Required work
Return only those lines of the material that contain "Simplicity".

━━━━━━━━

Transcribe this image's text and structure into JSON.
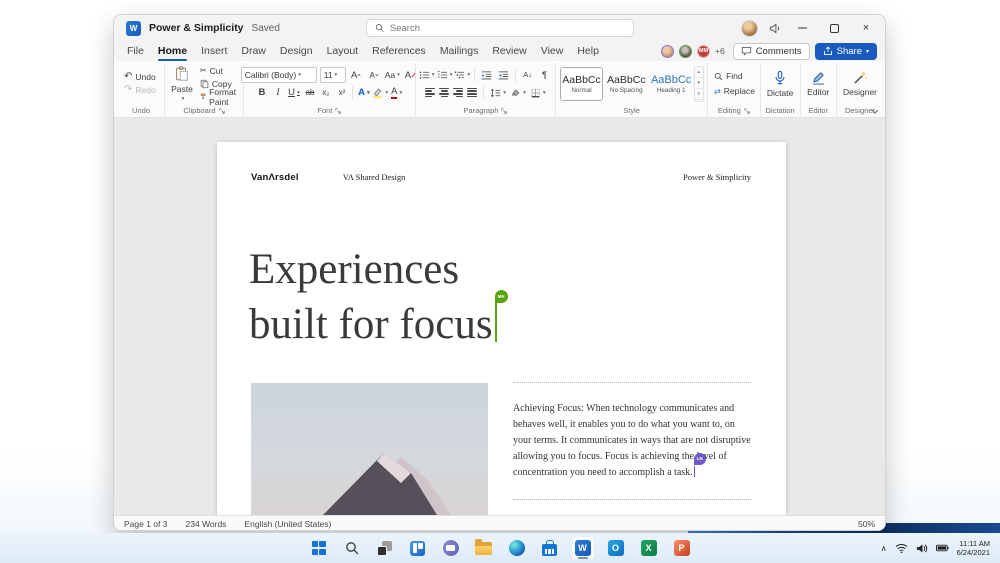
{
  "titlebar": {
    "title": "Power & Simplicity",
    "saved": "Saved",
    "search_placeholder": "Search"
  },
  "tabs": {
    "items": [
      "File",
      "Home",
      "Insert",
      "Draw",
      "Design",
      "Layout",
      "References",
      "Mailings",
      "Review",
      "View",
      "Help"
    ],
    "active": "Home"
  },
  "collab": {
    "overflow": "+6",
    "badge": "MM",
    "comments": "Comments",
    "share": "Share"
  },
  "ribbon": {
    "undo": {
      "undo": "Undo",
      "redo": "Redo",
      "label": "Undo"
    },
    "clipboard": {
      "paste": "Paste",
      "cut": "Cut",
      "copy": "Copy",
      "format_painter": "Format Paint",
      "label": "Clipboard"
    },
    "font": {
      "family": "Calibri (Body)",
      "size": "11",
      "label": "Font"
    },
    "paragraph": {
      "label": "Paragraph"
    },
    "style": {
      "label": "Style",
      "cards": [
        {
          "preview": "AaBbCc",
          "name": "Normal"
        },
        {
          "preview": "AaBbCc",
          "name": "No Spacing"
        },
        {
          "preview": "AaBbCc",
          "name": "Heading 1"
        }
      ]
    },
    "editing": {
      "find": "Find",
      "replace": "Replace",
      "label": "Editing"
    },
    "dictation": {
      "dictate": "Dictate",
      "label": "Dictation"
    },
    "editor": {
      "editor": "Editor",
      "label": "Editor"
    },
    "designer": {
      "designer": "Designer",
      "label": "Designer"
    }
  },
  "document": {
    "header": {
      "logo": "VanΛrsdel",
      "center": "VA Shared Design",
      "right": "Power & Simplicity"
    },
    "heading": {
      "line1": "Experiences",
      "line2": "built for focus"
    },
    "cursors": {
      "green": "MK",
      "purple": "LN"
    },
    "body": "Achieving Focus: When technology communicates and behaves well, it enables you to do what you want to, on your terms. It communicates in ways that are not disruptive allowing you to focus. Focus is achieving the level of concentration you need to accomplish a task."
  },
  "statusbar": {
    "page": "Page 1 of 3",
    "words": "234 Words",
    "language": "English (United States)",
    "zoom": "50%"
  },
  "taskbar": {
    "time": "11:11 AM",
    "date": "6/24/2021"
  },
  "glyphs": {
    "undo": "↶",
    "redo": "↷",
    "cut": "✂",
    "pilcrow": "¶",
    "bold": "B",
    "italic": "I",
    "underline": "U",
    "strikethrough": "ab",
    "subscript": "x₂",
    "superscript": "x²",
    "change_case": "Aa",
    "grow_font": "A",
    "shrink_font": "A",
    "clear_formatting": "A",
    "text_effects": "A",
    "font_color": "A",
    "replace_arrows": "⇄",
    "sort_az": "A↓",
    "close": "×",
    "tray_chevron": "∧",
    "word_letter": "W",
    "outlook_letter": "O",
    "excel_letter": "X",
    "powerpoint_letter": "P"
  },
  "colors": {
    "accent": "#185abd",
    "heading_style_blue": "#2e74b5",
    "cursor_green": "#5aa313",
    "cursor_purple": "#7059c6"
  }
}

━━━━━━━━

Response
    "title": "Power & Simplicity",
      "right": "Power & Simplicity"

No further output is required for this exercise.